Launched last year by an unspecified Eastern European beverage distribution group, Badster is a new energy drink available from Romania. And, yeah, that’s about all the information there is about it. There are Facebook and LinkedIn pages to corroborate its existence. The identity and packaging have been designed by Bucharest-based Brandient.
In order to challenge the stiff competition, the brand must literally burst with energy, and it must impress a very young, mostly male target, always looking for a feeling of “unreasonable freedom” — all these using only the restrictive real estate of a 250ml aluminium can. If you enjoy the view, things click into place forever — if you don’t, you are probably of not much interest to the brand. This makes the can a pretty cool segmentation instrument.
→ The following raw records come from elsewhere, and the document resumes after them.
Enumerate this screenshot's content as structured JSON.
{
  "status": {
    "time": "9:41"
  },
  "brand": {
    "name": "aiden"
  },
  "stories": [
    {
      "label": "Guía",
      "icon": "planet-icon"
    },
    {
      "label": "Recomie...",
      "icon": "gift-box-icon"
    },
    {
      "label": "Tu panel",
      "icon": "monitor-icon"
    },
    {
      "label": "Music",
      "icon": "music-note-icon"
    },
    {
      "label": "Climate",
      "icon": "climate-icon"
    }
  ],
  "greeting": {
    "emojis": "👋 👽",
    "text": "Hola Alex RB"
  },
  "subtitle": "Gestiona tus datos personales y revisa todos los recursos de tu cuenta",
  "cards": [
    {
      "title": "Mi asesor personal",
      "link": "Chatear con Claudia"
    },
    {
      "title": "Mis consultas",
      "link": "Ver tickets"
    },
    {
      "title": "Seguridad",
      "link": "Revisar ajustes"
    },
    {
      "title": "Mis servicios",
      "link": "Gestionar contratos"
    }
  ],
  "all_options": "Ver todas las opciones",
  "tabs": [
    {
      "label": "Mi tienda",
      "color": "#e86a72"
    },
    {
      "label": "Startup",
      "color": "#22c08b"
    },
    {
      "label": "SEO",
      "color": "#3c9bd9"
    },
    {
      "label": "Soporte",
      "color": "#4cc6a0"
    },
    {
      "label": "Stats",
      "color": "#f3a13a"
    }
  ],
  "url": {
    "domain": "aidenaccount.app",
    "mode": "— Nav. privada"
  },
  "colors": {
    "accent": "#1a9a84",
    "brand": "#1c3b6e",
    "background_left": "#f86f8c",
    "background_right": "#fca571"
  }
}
Let me start by admitting that I’m posting this out of a weird graphic, morbid attraction I had when I first saw this project. This is isn’t good, by any standard, in the traditional sense nor in the kind of work we tend to both review and collectively celebrate but it’s so perfectly calibrated in its genre and for its audience that it’s almost scary. Let’s start with the logo, which is the most tame aspect of this: The Badster name looks like it comes from Emigre’s Citizen (which is used throughout) but has then been beaten up and given slabs. The “B” in the name and the standalone, even more beat up, “B” also represent a number 13 for bad luck. The most straightforward element is the product descriptor typeset in Citizen. Now is where things get interesting…
The packaging design aimed to unleash the maximum level of energy possible, hence the furious explosion of wilderness coming literally from within, bursting through the B monogram carved out as a jinxing number 13.
The standalone “B” does the logo-as-window cliché but blows it up Cujo-style with a wolf coming from behind it and out to devour any other graphics in its path. At this point, you may want to turn on the heavy metal to 11.
Despite all the directions the can could have gone in, given the wild premise, the design is remarkably straightforward, letting the wolf graphic be the center of attention with minimal distraction. This is as Swiss Style as it gets for Badster.
What I admire most about this project is how Brandient — a very capable identity firm, by the way — presented it without any self-consciousness about how lowbrow it is. A crummy comic-book-style typeface is used along quick-drawn, cheap-looking graphics of thunder and explosions to showcase the work. I hate it and love it at the same time.
I’ll also admit that I posted this for its entertainment value but perhaps there is a deeper lesson here: That we can use our graphic superpowers to have some unbridled fun every now and then and let our inner wolf make bad graphic and typographic decisions for us.